International education and cultural charity the British Council put its weight behind a language-learning drive, calling on Brits (notoriously resistant to anything other than the ‘talk slowly and loudly in English’ method of communicating when abroad) to include learning a foreign language in their 2016 resolutions.

There’s no specific Bengali angle of course, but the campaign’ broader message and tips should resonate whatever language you’re studying. Continue reading

Must try harder, or my WordPress 2015 Review

I hate those blog posts that apologise for not having written more/more recently, though it was certainly something I alluded to in yesterday’s post.

Nevertheless, this blog’s sixth year of existence was hardly its greatest one, with a miserly four posts all year thanks to all sorts of valid but mundane reasons.

Naturally the plan for 2016 is to try harder, write more, learn more, do more, but then isn’t it always at this time of the year. Continue reading

The beginning of the end of the road for the Ambassador

Ambassador taxis in Kolkata, India

Early morning wash and check for Ambassador taxis near Kolkata’s New Market (December 2012)

It’s difficult to know how long the decision by Hindustan Motors to close indefinitely the factory where Ambassadors were made will take to bite.
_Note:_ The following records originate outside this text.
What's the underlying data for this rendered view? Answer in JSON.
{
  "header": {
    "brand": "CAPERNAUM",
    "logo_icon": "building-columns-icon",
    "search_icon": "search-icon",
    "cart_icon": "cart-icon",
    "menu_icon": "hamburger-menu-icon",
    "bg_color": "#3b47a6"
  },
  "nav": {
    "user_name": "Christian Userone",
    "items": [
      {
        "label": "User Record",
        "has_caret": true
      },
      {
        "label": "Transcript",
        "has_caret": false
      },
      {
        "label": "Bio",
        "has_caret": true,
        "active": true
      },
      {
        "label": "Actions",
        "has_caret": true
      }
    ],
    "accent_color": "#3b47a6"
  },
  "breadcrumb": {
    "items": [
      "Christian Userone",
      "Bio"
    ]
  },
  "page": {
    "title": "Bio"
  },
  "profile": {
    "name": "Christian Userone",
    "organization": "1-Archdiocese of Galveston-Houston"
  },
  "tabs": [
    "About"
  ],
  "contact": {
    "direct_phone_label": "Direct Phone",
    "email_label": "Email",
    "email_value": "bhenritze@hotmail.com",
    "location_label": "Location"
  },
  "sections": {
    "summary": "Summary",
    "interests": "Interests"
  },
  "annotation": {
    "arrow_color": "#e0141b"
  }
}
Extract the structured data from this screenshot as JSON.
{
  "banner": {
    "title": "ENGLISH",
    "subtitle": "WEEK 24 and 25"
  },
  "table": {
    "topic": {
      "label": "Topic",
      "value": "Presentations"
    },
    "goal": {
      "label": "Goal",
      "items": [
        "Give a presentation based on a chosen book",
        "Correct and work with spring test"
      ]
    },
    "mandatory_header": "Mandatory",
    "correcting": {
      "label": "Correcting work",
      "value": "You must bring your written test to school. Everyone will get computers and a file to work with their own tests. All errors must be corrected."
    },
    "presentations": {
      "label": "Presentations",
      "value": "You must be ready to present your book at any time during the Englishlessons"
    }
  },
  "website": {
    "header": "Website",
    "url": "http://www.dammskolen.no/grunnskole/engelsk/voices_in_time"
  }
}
Certainly the iconic cars will hardly disappear overnight from the streets of Kolkata, where they make up most of the city’s taxi cabs, but the decision does mark the beginning of their end. Continue reading

Alchemy in the UK

Alchemy exhibition rickshaw South Bank London

I seem to be behind with rather a lot of things at the moment. So what better to get back into blogging than with a nicely decorated rickshaw. Continue reading

What would you pay for online?

The Times paywall went up on Friday, charging visitors £2 a week or £1 a day for access to the well known UK newspaper’s site and that of its sister publication The Sunday Times.

It’s led to much debate about the wisdom of charging for online content, particularly content that’s generally available elsewhere in one form or another.

How will it end? As the Beehive City blog notes, “nobody really has a clue.” Continue reading

Window shopping for music (part one)

I rarely buy music on a whim these days. There’s no need to buy an album just to find out what it sounds like, in the same way that Spotify and We7.com have done away with the need to buy a CD you used to own on vinyl or cassette – only to find out it wasn’t as good as you’d remembered).

Instead I find myself doing far more window shopping for music than actual shopping. But I’m planning a virtual trip to Amazon some time soon and have been mulling over what to buy.

So, for a short series of posts, I’m indulging my inner Nick Hornby (reader be warned!) with a bunch of self-indulgent lists. Continue reading

Being won over by the iPhone

Until I was given one I couldn’t see the point in an iPhone.

My mobiles to date have always been the cheapest pay-as-you-go ones, the kind that last two years  before they literally fall apart.

On one the number nine button stopped working, more recently another had a loose battery that would switch the phone at odd, usually inopportune, moments. Continue reading

A gentle confinement

On the one hand it’s just a bit of snow, and the BBC last night certainly went into apocalyptic overdrive with tales of The Great Freeze, on the other hand there is a sense of being gently confined.

Only a handful of cars managed the hill that is the only exit out of our estate yesterday, and my local train station made the national news as an evacuation point for rail passengers whose journey wasn’t going to continue.

My more distant neighbours, some of whom I talked to today for the first time today, say the shelves of the Tesco Metro have been stripped, and tomorrow is the third day A’s primary school will be closed. Continue reading

Resolutions

Last night was a pleasant but unassuming way to end a decade. It’s not that celebrating the end of the last millennium ten years ago has spoiled New Year’s Eve forever, but with kids in tow the 31st December tends to be a fairly low-key affair.

One thing I do like about the beginning of a new year is the opportunity to make resolutions, those hopeful reminders of things you want to do over the next 12 months.

This year mine are simple: learn more Bengali, read more of the books that keep piling up and write more fiction. Continue reading